The NUR continued to represent the vast majority of signalmen and in 1931, probably in response to the URS, introduced national signalmen’s conference.

In 1945 a Charles Holloway formed the Federation of Power Signalmen, which due to the fact that it could only attract 30 of the 1500 power signalmen in the London area was very short lived.

Holloway later surfaced as General Secretary of the URS.

The URS membership hit an all time high of 8333 in 1950 organised in to 180 branches or 32% of all signalmen. The URS declined after that, 3690 in 87 branches in 1960 and 2075 in 16 branches in 1970.

In 1970 a closed shop was introduced in British Rail and all signalmen were required to be members of the NUR. URS membership fell to 150 by 1973, even though there was no reason signalmen could be members of both unions.

Like many breakaway unions the URS acted partly as a home for those signalmen who wanted to avoid strike action. The URS membership climbed to 220 half of who had joined during the signalmen’s strike of 1974. Membership dropped to 70 in 1975 and to 18 a year later.

The last return lodged with the Registrar General of Trade Unions and Employers Associations was in 1978 when the membership was four.
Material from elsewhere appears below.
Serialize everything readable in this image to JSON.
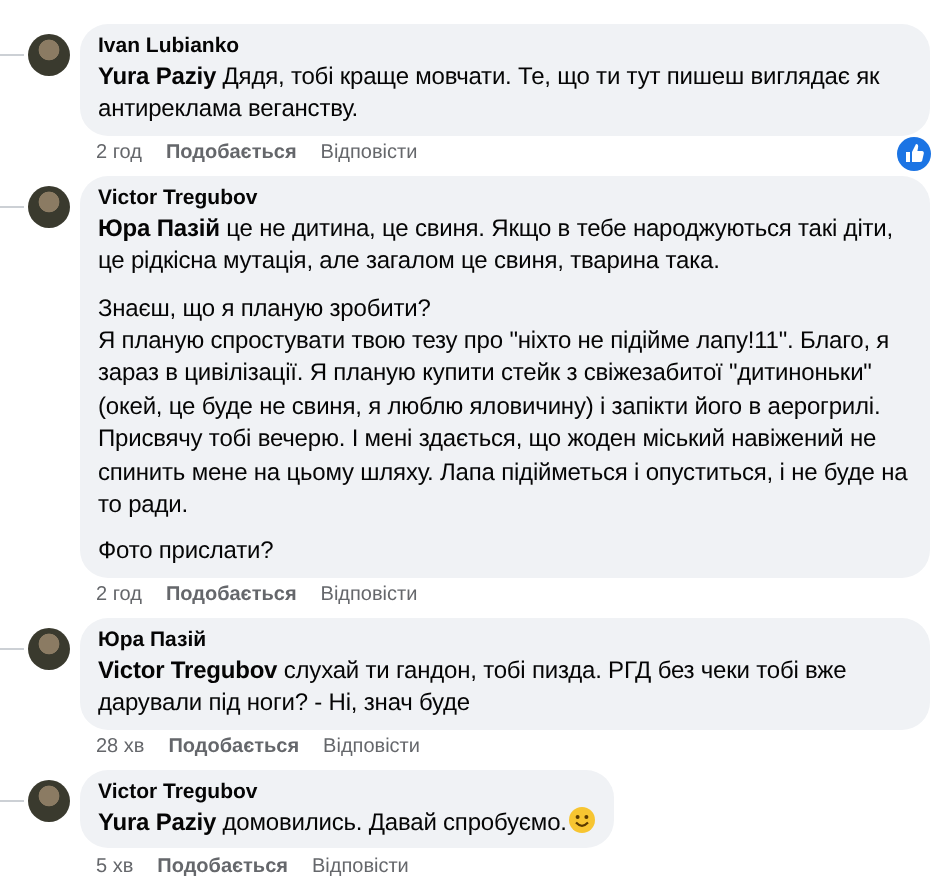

In May 1979 Charles Holloway, the URS General Secretary for the previous 10 years, died and the URS died with him.The NUR later received a cheque for £6.60 from the Co-operative Bank. The bank, unable to contact the URS had closed the URS account and forwarded the cheque to the NUR. The NUR sent the cheque to the URS’s auditors and the Union of Railway Signalmen was no more.